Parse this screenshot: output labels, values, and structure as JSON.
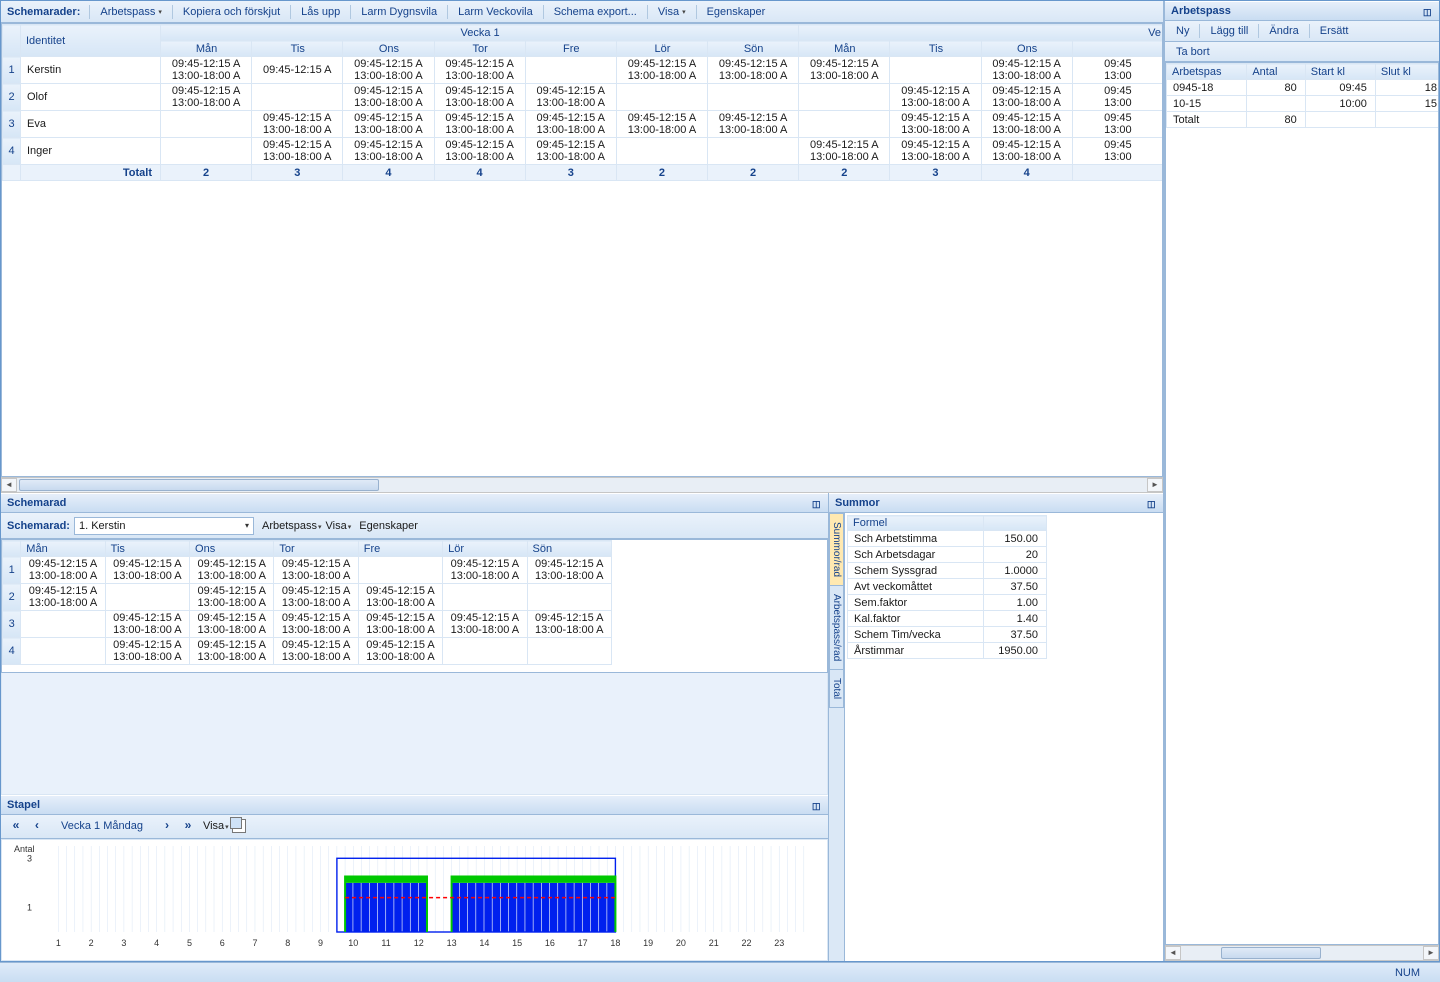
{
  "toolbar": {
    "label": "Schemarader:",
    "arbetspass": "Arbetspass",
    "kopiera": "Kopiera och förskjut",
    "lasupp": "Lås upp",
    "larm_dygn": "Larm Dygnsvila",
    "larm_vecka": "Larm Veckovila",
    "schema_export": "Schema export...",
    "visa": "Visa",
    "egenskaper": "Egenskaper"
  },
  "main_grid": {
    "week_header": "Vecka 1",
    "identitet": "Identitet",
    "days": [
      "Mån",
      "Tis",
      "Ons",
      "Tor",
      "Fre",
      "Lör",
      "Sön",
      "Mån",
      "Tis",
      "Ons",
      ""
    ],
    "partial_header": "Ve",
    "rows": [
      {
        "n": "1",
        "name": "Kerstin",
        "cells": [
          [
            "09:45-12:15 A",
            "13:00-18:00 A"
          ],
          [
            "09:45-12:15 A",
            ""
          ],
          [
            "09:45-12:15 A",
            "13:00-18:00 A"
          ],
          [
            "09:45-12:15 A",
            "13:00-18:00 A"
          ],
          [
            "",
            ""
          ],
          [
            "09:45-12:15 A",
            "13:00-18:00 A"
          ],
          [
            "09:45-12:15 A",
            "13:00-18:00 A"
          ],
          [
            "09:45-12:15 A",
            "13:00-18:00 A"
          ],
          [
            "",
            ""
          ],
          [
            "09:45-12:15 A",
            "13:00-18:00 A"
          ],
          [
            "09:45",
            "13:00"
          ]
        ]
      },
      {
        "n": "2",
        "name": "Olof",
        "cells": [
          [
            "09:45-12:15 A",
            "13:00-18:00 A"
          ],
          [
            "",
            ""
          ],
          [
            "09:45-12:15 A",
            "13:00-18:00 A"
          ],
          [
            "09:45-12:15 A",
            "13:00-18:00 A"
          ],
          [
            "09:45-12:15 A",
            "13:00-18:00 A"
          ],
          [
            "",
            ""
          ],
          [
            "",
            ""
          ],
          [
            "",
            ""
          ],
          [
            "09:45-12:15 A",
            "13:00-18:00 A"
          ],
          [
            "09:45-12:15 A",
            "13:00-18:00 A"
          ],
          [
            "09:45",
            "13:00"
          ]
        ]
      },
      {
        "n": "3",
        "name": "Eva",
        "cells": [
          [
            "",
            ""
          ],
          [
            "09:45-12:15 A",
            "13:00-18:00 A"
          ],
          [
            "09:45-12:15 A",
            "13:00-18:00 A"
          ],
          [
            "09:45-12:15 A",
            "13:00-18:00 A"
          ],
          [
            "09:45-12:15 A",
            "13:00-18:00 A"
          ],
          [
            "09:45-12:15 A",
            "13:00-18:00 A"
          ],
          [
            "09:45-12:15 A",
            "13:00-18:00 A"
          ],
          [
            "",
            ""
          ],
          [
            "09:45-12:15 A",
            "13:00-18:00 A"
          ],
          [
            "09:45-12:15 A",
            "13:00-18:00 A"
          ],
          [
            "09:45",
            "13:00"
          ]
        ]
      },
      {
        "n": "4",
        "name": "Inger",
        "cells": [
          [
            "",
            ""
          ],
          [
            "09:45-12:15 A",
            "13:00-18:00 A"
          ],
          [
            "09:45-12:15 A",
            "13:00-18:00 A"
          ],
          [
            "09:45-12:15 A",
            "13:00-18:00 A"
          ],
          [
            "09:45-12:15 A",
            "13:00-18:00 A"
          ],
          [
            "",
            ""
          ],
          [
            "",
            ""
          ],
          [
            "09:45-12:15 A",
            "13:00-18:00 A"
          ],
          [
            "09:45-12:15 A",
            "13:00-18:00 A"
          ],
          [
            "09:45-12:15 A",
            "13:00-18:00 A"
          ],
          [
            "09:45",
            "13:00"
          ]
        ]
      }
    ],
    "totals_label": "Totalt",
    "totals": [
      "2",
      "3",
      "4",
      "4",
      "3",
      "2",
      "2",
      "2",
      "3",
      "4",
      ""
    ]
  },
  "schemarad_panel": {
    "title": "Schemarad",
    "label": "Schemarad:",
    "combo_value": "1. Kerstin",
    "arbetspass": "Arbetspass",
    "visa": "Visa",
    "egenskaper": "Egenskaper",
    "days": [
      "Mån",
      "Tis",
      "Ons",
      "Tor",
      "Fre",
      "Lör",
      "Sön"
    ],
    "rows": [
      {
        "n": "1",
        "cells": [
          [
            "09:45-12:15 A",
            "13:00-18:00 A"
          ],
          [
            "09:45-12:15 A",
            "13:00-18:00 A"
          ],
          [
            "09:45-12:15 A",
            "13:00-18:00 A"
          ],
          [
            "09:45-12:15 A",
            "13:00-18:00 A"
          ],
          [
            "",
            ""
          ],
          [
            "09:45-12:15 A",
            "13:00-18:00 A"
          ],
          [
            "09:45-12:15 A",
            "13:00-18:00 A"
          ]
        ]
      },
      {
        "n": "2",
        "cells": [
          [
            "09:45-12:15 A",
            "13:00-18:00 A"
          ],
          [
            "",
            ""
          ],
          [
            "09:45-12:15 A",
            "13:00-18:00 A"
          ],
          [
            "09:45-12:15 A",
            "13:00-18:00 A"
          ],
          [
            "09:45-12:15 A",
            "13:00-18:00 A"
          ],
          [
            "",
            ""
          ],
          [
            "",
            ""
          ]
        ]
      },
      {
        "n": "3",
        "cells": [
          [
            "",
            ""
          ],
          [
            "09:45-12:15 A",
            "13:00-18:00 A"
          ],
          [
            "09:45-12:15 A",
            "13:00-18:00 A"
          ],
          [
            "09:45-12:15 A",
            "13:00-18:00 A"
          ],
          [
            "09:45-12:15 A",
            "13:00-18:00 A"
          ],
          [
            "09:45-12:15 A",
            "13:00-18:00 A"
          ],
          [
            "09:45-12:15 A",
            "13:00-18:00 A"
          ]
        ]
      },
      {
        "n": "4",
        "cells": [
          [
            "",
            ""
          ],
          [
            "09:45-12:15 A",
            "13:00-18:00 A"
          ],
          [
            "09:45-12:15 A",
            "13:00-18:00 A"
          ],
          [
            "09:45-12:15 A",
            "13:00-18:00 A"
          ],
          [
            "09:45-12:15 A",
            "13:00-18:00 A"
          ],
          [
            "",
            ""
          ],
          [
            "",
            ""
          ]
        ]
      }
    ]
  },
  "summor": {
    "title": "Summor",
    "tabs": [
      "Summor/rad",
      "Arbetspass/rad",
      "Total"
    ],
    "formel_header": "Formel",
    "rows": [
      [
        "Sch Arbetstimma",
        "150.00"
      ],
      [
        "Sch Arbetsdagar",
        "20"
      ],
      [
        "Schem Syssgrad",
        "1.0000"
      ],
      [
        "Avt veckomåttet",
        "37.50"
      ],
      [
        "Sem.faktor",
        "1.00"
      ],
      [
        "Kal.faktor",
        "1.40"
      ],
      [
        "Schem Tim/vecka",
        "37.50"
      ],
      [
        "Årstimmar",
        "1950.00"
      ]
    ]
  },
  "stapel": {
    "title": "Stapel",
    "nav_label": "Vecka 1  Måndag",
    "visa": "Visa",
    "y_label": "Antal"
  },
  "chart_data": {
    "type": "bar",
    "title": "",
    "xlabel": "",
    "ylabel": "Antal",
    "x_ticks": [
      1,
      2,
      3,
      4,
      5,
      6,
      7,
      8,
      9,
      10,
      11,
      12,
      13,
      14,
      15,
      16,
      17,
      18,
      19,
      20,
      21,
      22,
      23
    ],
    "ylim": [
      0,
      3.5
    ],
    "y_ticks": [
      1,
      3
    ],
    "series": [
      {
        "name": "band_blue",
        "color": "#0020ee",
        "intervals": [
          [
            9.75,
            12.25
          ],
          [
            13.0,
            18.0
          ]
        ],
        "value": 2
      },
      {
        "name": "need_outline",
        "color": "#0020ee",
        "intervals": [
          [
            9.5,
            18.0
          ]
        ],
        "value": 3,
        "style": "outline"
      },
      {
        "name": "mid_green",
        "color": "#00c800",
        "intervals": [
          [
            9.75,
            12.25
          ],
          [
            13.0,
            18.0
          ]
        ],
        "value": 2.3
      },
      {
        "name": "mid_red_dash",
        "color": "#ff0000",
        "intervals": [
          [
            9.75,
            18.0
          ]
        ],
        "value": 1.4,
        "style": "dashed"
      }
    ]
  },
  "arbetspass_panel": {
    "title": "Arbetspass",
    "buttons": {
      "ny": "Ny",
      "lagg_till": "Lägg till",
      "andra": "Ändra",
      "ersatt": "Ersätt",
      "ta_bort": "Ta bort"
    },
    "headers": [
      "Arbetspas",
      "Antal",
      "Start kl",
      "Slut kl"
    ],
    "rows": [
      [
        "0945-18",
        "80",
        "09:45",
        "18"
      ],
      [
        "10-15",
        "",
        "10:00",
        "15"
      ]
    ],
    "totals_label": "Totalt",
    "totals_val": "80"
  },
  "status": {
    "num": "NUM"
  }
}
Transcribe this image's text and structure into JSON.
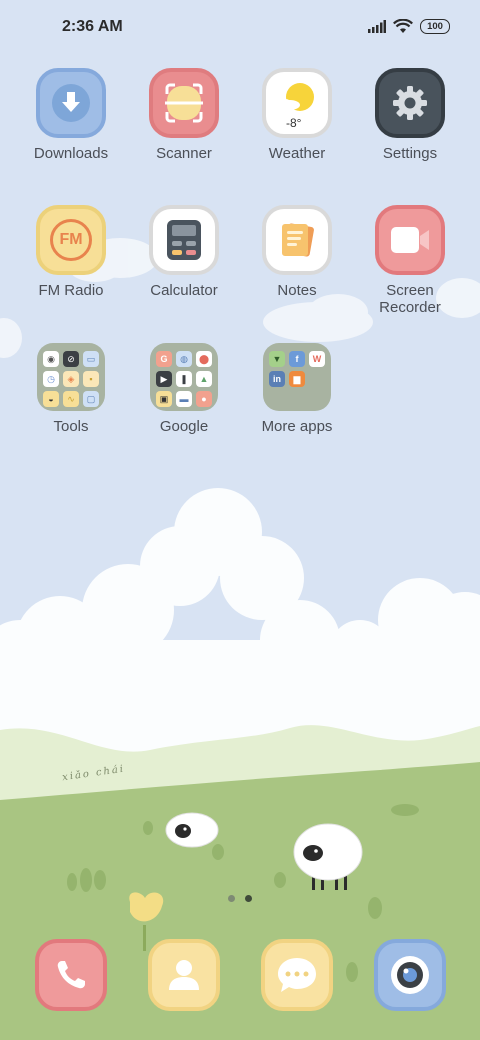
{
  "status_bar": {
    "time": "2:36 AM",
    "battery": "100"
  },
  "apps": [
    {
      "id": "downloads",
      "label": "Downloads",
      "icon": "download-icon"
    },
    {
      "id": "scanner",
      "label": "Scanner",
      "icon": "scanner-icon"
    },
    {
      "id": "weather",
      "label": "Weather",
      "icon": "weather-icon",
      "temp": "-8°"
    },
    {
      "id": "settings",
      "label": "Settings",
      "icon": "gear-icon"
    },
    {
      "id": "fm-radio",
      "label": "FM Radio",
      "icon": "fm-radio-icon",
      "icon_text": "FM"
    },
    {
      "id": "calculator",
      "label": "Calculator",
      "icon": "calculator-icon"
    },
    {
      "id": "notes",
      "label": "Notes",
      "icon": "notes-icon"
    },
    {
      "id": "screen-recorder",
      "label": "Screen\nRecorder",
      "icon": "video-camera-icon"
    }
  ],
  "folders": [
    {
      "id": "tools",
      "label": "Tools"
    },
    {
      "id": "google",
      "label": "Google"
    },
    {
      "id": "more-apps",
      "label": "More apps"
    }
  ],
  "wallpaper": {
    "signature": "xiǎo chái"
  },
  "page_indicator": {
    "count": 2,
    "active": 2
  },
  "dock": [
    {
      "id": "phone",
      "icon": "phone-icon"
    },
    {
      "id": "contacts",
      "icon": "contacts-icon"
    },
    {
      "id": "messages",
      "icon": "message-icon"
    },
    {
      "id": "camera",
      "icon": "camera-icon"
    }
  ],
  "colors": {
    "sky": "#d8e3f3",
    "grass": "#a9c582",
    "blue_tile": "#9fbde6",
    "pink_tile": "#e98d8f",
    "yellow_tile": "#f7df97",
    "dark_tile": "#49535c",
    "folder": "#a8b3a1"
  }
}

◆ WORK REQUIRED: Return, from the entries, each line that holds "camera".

◆ WRITTEN ANSWER:
      "icon": "video-camera-icon"
      "id": "camera",
      "icon": "camera-icon"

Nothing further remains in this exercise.